Multidisciplinary Approach of Low Back Pain
Scientists calculated the costs of management of low back pain and found that an integrated and step-wise approach within a multidisciplinary setting forms a better use of the available resources. The study is published in the September issue of Pain Practice.
Within a multidisciplinary pain center, treatment possibilities include pharmacological treatment, rehabilitation programs, cognitive behavioral therapy, psychological counseling, as well as minimally invasive interventional techniques such as epidural steroid administration, (pulsed) radiofrequency and implantable neurostimulators, and drug delivery pumps. Comparison between the practices in Belgium and the Netherlands revealed that where multidisciplinary pain clinics are less well-implanted, the health care costs for low back pain are higher due to a more intensive use of surgery and consequently, the long-term management of failed back surgery syndrome.

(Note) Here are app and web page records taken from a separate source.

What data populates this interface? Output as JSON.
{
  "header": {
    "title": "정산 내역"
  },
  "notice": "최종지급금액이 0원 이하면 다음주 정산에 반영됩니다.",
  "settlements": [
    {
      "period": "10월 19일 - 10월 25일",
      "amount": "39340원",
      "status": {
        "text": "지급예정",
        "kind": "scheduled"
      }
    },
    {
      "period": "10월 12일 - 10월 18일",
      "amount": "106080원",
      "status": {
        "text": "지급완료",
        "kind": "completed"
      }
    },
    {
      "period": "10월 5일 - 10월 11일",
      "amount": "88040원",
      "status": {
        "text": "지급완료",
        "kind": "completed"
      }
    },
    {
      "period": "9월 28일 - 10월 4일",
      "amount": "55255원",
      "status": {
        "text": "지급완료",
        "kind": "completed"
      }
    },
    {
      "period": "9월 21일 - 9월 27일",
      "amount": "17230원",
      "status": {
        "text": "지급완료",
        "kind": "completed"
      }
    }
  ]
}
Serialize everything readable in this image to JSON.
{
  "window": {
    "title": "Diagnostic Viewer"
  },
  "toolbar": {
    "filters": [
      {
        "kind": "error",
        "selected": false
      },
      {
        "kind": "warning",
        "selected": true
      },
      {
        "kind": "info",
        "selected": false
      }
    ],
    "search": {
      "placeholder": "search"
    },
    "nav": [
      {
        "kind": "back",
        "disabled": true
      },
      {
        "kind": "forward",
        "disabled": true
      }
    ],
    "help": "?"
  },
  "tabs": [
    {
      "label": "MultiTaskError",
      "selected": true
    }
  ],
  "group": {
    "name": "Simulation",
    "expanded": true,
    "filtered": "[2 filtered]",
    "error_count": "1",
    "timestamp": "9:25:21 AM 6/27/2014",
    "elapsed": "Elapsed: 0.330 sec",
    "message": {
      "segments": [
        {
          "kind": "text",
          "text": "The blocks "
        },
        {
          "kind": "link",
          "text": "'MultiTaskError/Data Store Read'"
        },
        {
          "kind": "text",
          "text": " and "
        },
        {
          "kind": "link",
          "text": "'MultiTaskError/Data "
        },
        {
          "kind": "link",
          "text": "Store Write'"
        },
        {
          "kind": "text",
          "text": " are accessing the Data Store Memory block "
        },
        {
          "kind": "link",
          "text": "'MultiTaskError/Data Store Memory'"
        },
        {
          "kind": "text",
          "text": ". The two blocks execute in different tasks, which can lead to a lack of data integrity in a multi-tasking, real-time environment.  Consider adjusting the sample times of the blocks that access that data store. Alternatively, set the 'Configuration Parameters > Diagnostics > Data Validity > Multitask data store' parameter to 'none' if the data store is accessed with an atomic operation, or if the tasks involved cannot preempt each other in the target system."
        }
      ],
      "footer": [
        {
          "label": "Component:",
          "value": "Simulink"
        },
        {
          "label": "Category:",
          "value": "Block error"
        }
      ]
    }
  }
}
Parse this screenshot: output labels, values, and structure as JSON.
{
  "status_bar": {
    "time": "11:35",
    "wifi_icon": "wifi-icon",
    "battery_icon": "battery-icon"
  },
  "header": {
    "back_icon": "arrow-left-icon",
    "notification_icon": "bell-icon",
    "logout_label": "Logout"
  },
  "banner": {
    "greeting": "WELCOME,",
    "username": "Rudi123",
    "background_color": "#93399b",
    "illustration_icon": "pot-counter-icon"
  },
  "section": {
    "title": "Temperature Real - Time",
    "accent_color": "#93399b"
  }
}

Data show that when the available treatment possibilities are used in a multidisciplinary and step-wise approach, more invasive surgical treatment options may be avoided, resulting in considerable savings of health care budgets.
"Patients should be aware that medical imaging and spine surgery are not always the required steps in the management of lower back pain," states Jan Van Zundert, MD. "Psychological counseling and cognitive behavioral therapy offers the possibility to have better insight in the patient's perception on what causes pain and how to improve physical activity. Percutaneous interventional techniques can be used when conventional treatment fails. The patient might work together with health care professionals to achieve a satisfactory level of pain reduction and quality of life."
Low back pain may become a chronic disease in approximately 8% of patients. Scientists suggest that clinicians with different specialties should work together to establish a diagnostic and treatment program for each individual patient, including multidisciplinary and intradisciplinary consultation that would allow for avoiding invasive treatment options where less invasive modalities may still be effective.
This study is published in the September 2005 issue of Pain Practice. Media wishing to receive a PDF of this study please contact firstname.lastname@example.org.
Jan Van Zundert, MD is currently preparing a PhD in the Academic Hospital Maastricht (The Netherlands) on "The use of pulsed radiofrequency in the treatment of chronic pain." Since September of 2000, he has worked in Ziekenhuis Oost-Limbur, Genk, Belgium. He has had a scientific affiliation with the department of Pain Management of the University Hospital Maastricht, Maastricht, The Netherlands, since 2001. Dr. Van Zundert can be reached for questions and interviews at email@example.com.
About the Journal
Pain Practice, the official journal of the World Institute of Pain, publishes international multidisciplinary articles on pain that provide its readership with up-to-date knowledge of the research, evaluation methods, and techniques of pain management. The present literature on pain medicine is diverse and published in a variety of basic and clinical specialty journals. For a practitioner to subscribe to all the venues needed to cover the field of pain medicine would be impractical, if not impossible. Likewise, the literature search can be cumbersome, costly, and entirely unavailable in some areas. As a thorough, multidisciplinary journal, Pain Practice is a convenient, cost-effective way to resolve these dilemmas.